The concept of thermal stability has been incorporated in the sixth-generation INOTEC promoters through the proven tooling concept. Thermal stability describes the resistance of the binder system to mechanical and thermal influences of casting applications. In this context, the INOTEC WJ 6500 promoter exhibits exceptionally high thermal stability, which counteracts deformation especially of filigree and thermally stressed core geometries, such as water jacket cores, during casting applications.

In contrast, the INOTEC TC 6500 promoter has low thermal stability and is suitable for producing voluminous core geometries. The complementary product formulations can be mixed in any ratio, so that a specific thermal stability can be set depending on the sand core geometry. The effect of different mixing ratios of the INOTEC promoters TC 6500 and WJ 6500 on the binder system’s thermal stability can be observed, for example, with a heating microscope (see Figure 3.) The change in area of a cubic test specimen consisting of INOTEC binder and INOTEC promoter is recorded with increasing temperature. A change in area of 5% is defined as the so-called softening temperature, so that conclusions can be drawn about the incipient softening of the binder system from the curve progression. The successive increase in the application rate of the thermostable INOTEC promoter WJ 6500 leads to an increase in thermal stability, recognizable by the increasing softening temperature.

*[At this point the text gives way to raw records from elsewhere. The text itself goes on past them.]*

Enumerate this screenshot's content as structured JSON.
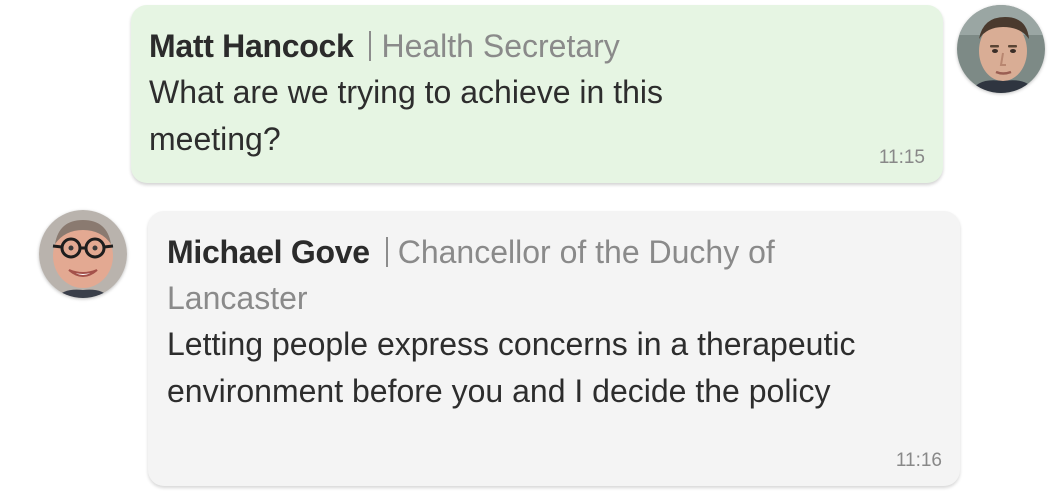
{
  "messages": [
    {
      "sender": "Matt Hancock",
      "role": "Health Secretary",
      "text": "What are we trying to achieve in this meeting?",
      "time": "11:15"
    },
    {
      "sender": "Michael Gove",
      "role": "Chancellor of the Duchy of Lancaster",
      "text": "Letting people express concerns in a therapeutic environment before you and I decide the policy",
      "time": "11:16"
    }
  ],
  "colors": {
    "outgoing_bubble": "#e6f5e3",
    "incoming_bubble": "#f4f4f4",
    "role_text": "#8a8a8a",
    "timestamp": "#888888"
  },
  "icons": {
    "avatar_1": "portrait-photo",
    "avatar_2": "portrait-photo"
  }
}
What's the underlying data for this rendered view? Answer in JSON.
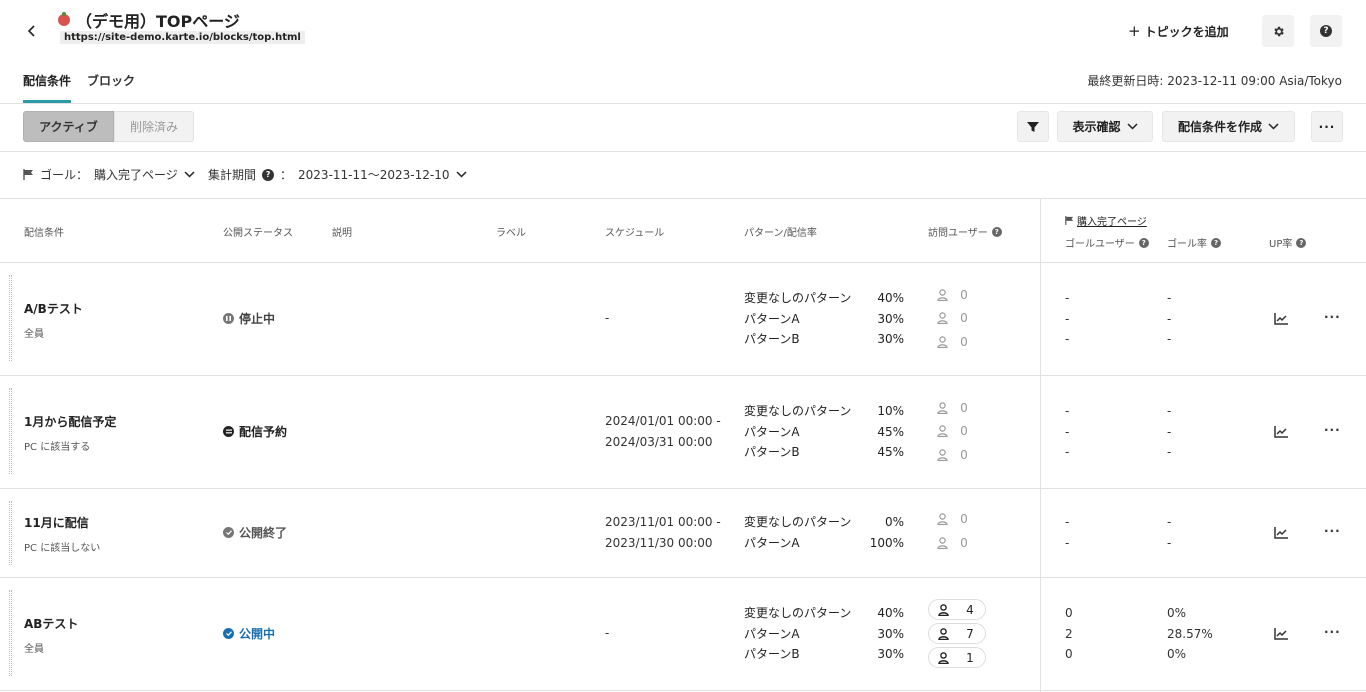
{
  "header": {
    "title": "（デモ用）TOPページ",
    "url": "https://site-demo.karte.io/blocks/top.html",
    "add_topic_label": "トピックを追加"
  },
  "tabs": [
    {
      "label": "配信条件",
      "active": true
    },
    {
      "label": "ブロック",
      "active": false
    }
  ],
  "last_updated": "最終更新日時: 2023-12-11 09:00 Asia/Tokyo",
  "toolbar": {
    "active_label": "アクティブ",
    "deleted_label": "削除済み",
    "view_label": "表示確認",
    "create_label": "配信条件を作成"
  },
  "filters": {
    "goal_label": "ゴール：",
    "goal_value": "購入完了ページ",
    "period_label": "集計期間",
    "period_sep": "：",
    "period_value": "2023-11-11〜2023-12-10"
  },
  "columns": {
    "condition": "配信条件",
    "status": "公開ステータス",
    "description": "説明",
    "label": "ラベル",
    "schedule": "スケジュール",
    "pattern": "パターン/配信率",
    "visitors": "訪問ユーザー",
    "goal_page": "購入完了ページ",
    "goal_users": "ゴールユーザー",
    "goal_rate": "ゴール率",
    "up_rate": "UP率"
  },
  "colors": {
    "accent": "#2a9ca6",
    "published": "#1a6fb0",
    "muted": "#777777"
  },
  "rows": [
    {
      "name": "A/Bテスト",
      "sub": "全員",
      "status": "停止中",
      "status_icon": "pause-icon",
      "schedule_1": "-",
      "schedule_2": "",
      "patterns": [
        {
          "name": "変更なしのパターン",
          "rate": "40%",
          "visitors": "0",
          "goal_users": "-",
          "goal_rate": "-"
        },
        {
          "name": "パターンA",
          "rate": "30%",
          "visitors": "0",
          "goal_users": "-",
          "goal_rate": "-"
        },
        {
          "name": "パターンB",
          "rate": "30%",
          "visitors": "0",
          "goal_users": "-",
          "goal_rate": "-"
        }
      ]
    },
    {
      "name": "1月から配信予定",
      "sub": "PC に該当する",
      "status": "配信予約",
      "status_icon": "calendar-icon",
      "schedule_1": "2024/01/01 00:00 -",
      "schedule_2": "2024/03/31 00:00",
      "patterns": [
        {
          "name": "変更なしのパターン",
          "rate": "10%",
          "visitors": "0",
          "goal_users": "-",
          "goal_rate": "-"
        },
        {
          "name": "パターンA",
          "rate": "45%",
          "visitors": "0",
          "goal_users": "-",
          "goal_rate": "-"
        },
        {
          "name": "パターンB",
          "rate": "45%",
          "visitors": "0",
          "goal_users": "-",
          "goal_rate": "-"
        }
      ]
    },
    {
      "name": "11月に配信",
      "sub": "PC に該当しない",
      "status": "公開終了",
      "status_icon": "check-circle-icon",
      "schedule_1": "2023/11/01 00:00 -",
      "schedule_2": "2023/11/30 00:00",
      "patterns": [
        {
          "name": "変更なしのパターン",
          "rate": "0%",
          "visitors": "0",
          "goal_users": "-",
          "goal_rate": "-"
        },
        {
          "name": "パターンA",
          "rate": "100%",
          "visitors": "0",
          "goal_users": "-",
          "goal_rate": "-"
        }
      ]
    },
    {
      "name": "ABテスト",
      "sub": "全員",
      "status": "公開中",
      "status_icon": "check-circle-icon",
      "schedule_1": "-",
      "schedule_2": "",
      "patterns": [
        {
          "name": "変更なしのパターン",
          "rate": "40%",
          "visitors": "4",
          "goal_users": "0",
          "goal_rate": "0%"
        },
        {
          "name": "パターンA",
          "rate": "30%",
          "visitors": "7",
          "goal_users": "2",
          "goal_rate": "28.57%"
        },
        {
          "name": "パターンB",
          "rate": "30%",
          "visitors": "1",
          "goal_users": "0",
          "goal_rate": "0%"
        }
      ]
    }
  ]
}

In addition to these sand core-specific properties, a reduced addition rate for sixth-generation promoters and thus increased material efficiency should also be highlighted. When using the product formulation alone, addition rates are reduced by 31% (TC 6500) and 24% (WJ 6500) compared to fourth-generation promoters.

In summary, the sixth-generation INOTEC promoter system offers optimized moisture stability and still can be flexibly adapted to different customer requirements due to the proven tooling concept of complimentary formulations. With the latest-generation promoter, process stability for core storage, casting application, and raw part processing is maximized.

Dr. Markus Jonek ([email protected]) is the head of ASK Chemicals’ Inorganic Binders Laboratory; and Dr. Christian Appelt ([email protected]) is ASK Chemicals’ head of Business Management – Europe.

About the Author

Markus Jonek | Inorganic Binders Laboratory Manager

Dr. Markus Jonek is the head of ASK Chemicals’ Inorganic Binders Laboratory.

About the Author

Christian Appelt | Head of Business Management – Europe

Dr. Christian Appelt is ASK Chemicals’ head of Business Management – Europe.